This is just a quick update, because I don’t have time to do a full write up. Yesterday I attended the political protests in Bangkok. I spent several hours walking around the protesters with my camera. Everything was peaceful. Not only was it not an angry mob, it had the atmosphere of a festival more than a political protest. People were bending over backwards to get me to take their picture. The photo of an angry protester shouting just wasn’t in the cards. I’m heading back to take some more photos today, this time I’ll have some batteries for my flash and an extra battery for my camera.

View my collection of photos from the Bangkok protests here.

Happy Travelversary: 3 years on the road

Posted by on March 13, 2010

Read my thoughts from a year ago on my 2 year travelversay.

On March 13, 2007 I sat in the offices of Edina Realty near my home in Minnesota and signed the documents which transferred ownership of my house to the family which purchased it. I handed them the keys and from that moment, I was a man without a home. That is the moment I mark as the beginning of my adventure.

Fast forward 1097 days later and I’m in a pub in Bangkok, Thailand writing my 1,550th blog post on the second laptop I’ve gone through since I’ve started. Someone reading this will probably leave the 7,402nd comment to be left on my blog. 1,250,000 have taken a look at my site and tens of thousands have bothered to follow long on various social networks. I’ve been to over 70 countries, 110 World Heritage Sites, and I can’t even count the distance I’ve traveled. A helluva lot has happened in three years. (more…)

Commentary: Of Things Which Are Different, Both Little and Large

Posted by on March 9, 2010

The first time I ever visited Canada I was fascinated by all the things which were different. The road signs, the occasional sign in French, the metric system, and the different products in the stores. The reason why those things stuck out is because, as much as Canadians hate to admit it, America and Canada are pretty much the same. The things I found different were aberrations (to me) on what was otherwise a very familiar background.

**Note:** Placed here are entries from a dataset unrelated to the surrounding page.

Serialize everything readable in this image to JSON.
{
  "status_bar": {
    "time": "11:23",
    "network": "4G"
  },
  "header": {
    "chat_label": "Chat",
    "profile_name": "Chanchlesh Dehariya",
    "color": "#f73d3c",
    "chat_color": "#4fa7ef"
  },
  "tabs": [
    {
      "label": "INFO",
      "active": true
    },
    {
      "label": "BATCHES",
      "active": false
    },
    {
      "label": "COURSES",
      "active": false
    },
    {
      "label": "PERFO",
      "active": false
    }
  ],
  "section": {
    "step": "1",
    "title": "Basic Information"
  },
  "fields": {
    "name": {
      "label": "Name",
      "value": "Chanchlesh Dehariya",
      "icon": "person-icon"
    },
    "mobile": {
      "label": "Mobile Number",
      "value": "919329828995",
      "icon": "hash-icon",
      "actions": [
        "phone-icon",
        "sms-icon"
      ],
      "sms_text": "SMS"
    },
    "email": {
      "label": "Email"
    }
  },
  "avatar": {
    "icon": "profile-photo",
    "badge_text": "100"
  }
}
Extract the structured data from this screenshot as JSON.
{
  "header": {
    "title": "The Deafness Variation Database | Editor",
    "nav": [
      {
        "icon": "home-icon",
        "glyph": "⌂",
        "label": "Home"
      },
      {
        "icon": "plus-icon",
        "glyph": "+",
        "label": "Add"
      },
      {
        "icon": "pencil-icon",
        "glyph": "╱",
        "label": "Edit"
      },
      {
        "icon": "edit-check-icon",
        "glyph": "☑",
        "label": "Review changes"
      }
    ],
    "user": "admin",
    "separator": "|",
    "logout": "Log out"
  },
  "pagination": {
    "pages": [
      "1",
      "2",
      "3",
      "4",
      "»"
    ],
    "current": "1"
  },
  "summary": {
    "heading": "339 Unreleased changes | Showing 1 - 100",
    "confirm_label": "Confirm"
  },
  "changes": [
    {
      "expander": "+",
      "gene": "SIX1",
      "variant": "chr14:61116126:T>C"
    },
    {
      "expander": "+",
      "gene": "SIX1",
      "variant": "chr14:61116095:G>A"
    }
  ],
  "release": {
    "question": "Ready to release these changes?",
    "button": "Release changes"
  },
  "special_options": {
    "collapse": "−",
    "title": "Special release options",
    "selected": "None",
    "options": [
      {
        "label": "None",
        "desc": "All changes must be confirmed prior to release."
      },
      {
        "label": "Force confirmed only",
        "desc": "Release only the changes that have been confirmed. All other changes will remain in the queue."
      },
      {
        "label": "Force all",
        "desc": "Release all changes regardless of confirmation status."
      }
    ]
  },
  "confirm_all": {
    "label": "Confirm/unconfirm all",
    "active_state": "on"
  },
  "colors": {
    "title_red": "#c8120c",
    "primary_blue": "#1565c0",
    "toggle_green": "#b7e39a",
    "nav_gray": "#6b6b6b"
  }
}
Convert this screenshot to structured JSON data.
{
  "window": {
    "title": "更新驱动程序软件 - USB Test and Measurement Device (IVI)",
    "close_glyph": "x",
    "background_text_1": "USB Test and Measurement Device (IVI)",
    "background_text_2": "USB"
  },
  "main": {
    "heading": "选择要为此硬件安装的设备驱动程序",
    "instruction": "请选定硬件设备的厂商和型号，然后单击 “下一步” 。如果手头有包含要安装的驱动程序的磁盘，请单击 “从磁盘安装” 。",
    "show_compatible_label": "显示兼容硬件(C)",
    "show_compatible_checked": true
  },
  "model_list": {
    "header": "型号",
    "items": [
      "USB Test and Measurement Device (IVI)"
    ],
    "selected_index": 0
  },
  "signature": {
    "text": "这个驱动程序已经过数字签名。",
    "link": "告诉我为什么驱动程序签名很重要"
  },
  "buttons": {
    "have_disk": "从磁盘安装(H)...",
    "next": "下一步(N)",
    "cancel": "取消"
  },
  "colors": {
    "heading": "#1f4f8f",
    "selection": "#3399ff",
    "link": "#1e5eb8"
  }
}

I point this out because humans are pattern seeking animals. We evolved to notice patters in the weather, the environment, migrations of animals, and the stars. When I went to Canada I noticed trivial things because they broke up the patterns I was used to seeing. You can notice similar things as you go from state to state as well. I assume the same would be true of Canadians visiting the US or Germans visiting Austria or people from Beijing visiting Shanghai. What very few differences exist between people from Wisconsin and Minnesota are exaggerated and amplified whenever they get together. (duck duck goose vs duck duck grey duck) (more…)